-- PROBLEM TO SOLVE --
What lines in the records include the string "watermark"? Return each one.
(SUPPLIED DATA)
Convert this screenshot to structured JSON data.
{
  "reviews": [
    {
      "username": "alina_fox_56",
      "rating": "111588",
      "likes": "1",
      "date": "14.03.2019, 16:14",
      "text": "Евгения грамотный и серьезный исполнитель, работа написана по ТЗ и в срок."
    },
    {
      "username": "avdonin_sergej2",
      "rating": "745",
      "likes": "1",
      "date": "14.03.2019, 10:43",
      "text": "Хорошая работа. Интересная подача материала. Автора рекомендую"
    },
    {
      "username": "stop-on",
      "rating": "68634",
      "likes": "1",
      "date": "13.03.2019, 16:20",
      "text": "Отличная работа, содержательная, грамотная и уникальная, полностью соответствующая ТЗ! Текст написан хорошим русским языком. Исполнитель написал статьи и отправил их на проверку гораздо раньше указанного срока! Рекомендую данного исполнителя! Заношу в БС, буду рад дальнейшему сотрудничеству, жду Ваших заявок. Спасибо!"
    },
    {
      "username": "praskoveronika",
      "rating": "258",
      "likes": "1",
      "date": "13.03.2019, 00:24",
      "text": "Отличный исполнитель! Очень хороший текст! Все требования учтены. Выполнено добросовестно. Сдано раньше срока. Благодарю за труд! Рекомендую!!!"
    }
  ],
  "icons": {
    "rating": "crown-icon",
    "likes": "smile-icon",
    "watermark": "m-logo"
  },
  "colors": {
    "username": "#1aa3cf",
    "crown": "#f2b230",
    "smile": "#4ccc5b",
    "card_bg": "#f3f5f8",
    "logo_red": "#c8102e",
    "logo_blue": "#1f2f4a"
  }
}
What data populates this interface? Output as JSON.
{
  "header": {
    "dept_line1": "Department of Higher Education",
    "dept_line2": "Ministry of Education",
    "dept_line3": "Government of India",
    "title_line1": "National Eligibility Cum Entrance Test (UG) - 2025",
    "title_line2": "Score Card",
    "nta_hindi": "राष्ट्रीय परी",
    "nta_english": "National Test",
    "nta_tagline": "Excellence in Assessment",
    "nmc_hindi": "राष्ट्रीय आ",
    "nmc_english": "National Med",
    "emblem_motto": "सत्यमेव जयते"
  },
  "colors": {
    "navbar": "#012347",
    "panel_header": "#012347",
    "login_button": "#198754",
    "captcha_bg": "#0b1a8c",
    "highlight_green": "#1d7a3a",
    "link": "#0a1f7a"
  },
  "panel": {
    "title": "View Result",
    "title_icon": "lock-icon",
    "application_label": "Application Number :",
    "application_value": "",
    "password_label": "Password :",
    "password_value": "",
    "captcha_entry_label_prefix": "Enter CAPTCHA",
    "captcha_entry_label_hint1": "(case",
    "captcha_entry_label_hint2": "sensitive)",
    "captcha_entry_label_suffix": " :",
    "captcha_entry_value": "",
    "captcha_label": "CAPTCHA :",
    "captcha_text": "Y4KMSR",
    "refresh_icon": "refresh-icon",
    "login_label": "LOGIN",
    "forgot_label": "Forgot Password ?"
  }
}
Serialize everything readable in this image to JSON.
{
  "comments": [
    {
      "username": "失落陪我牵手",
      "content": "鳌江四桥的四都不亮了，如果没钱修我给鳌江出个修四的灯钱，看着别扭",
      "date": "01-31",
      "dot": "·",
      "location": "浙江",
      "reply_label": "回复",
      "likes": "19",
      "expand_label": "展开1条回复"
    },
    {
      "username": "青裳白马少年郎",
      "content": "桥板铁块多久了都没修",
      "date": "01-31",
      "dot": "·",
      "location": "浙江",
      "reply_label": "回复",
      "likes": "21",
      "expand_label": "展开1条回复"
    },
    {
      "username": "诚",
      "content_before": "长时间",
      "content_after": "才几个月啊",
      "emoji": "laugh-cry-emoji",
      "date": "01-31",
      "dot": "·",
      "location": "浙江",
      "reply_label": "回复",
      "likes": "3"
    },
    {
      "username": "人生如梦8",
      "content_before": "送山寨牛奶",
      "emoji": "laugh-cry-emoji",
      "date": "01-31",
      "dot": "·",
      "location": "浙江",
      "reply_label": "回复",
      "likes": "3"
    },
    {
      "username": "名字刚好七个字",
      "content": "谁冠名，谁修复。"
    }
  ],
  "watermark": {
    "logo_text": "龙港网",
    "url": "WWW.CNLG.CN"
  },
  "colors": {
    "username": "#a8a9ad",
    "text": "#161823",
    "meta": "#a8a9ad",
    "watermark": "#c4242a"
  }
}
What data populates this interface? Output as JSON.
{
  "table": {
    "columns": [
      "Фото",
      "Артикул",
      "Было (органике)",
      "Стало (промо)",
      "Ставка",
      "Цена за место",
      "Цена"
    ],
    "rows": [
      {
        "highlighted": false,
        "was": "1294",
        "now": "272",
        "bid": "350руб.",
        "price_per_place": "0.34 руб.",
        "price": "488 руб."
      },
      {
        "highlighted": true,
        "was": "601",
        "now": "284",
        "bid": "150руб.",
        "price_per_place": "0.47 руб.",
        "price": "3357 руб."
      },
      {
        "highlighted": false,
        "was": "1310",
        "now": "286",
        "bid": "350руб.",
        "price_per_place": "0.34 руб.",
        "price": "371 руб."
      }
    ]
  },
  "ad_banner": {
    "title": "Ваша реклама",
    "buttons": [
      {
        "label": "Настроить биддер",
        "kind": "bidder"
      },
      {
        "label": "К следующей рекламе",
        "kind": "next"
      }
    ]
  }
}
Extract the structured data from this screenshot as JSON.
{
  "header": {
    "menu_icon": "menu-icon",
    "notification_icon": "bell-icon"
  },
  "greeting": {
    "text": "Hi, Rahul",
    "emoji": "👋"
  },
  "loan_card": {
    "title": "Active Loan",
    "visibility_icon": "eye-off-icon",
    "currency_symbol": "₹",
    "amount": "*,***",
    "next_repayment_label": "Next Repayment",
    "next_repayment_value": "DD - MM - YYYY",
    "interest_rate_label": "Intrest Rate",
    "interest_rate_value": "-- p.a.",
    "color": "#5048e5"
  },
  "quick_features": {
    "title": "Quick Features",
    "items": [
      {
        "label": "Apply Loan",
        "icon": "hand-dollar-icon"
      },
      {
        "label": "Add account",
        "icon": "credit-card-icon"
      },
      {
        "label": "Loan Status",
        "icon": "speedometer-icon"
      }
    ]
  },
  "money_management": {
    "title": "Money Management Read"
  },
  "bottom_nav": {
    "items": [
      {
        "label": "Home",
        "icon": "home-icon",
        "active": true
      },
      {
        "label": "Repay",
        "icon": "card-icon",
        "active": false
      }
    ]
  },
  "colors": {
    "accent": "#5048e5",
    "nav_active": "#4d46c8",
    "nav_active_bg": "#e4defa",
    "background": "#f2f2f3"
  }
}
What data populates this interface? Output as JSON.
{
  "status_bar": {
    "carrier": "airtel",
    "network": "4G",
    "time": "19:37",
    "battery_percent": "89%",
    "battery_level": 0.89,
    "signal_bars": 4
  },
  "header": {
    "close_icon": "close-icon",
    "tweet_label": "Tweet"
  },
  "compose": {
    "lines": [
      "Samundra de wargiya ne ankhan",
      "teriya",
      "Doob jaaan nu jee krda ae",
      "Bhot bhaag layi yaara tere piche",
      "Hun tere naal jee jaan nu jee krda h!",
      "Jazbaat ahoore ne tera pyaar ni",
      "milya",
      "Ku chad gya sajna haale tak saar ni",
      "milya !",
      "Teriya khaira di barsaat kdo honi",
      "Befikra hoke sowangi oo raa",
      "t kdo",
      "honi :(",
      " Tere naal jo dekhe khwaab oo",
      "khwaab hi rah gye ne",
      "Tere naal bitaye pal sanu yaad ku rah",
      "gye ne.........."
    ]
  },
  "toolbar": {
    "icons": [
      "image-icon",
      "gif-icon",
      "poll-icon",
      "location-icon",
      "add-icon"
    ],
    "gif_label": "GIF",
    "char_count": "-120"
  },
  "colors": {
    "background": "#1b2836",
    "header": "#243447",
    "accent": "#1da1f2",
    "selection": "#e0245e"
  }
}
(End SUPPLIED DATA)
-- FINISHED EXERCISE --
    "watermark": "m-logo"
  "watermark": {
    "watermark": "#c4242a"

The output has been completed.